Stop and think. Step back and assess the alleged favoritism to determine if it is legitimate or simply performance-based recognition. If you want the treatment your co-workers are getting and believe you will get it through better performance, then it is probably not favoritism. Your supervisor may be treating people based on how they differentiate the levels of performance. Avoid the trap of labeling every difference in recognition that you observe in the workplace as favoritism.

Increase your value. A key to establishing a higher-quality relationship with your boss is to gain a better understanding of how to contribute more in the workplace. As an employee, your best currency is your expertise and your unique value added to the workplace. The more you can generate, the more your supervisor will value, trust and respect you.

Flip the script. Consider your supervisor’s perspective and what he or she might be looking for at this stage in their career. Ask yourself: What can I do to help? The more you help them, the more they can help you because it should be a mutually beneficial relationship.

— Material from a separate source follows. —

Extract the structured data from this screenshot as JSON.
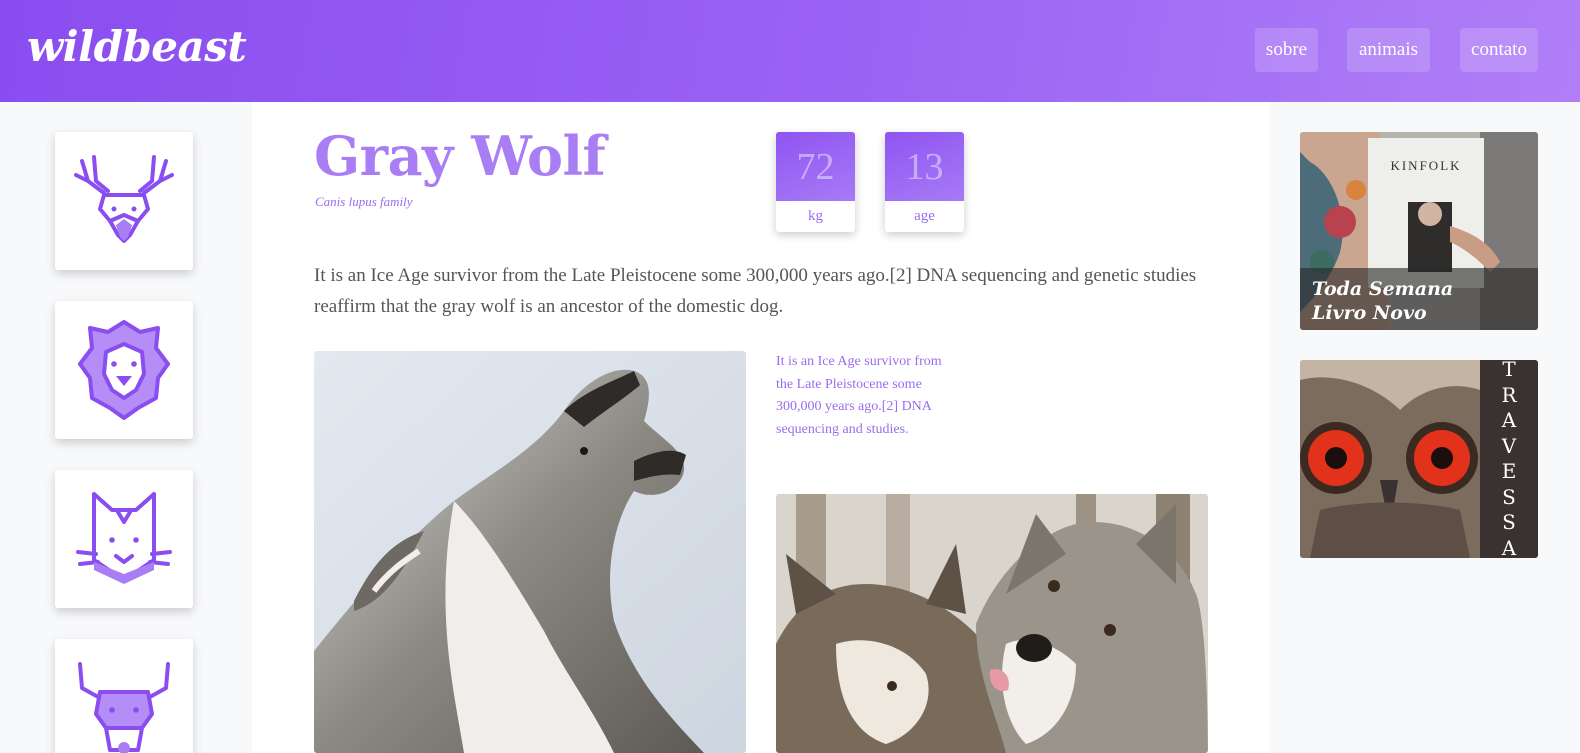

Get social. Life’s golden rule of treating others the way you like to be treated applies in the workplace as well. Don’t just be all business and talking about work all the time. Show your interest for your supervisor as a person, because the quality of social relationships is a main reason why supervisors differentiate among workers .


Know your worth. In the event of clear favoritism or mistreatment, change the power dynamic, in part by showing how you can contribute unique value to the team. Oftentimes, a supervisor treats you unfairly because there is a greater dependency of you on them rather than vice versa. If you have a certain expertise or provide important resources that others do not, this will increase your supervisor’s dependence on you and prompt your supervisor to think twice before treating you in a way that can be perceived negatively.

Hui Liao is the Smith Dean’s Professor in Leadership and Management at the University of Maryland’s Robert H. Smith School of Business. (Her recent paper “Hot Shots and Cool Reception?" in the Journal of Applied Psychology unravels the dilemma of integrating high performers in the workplace.)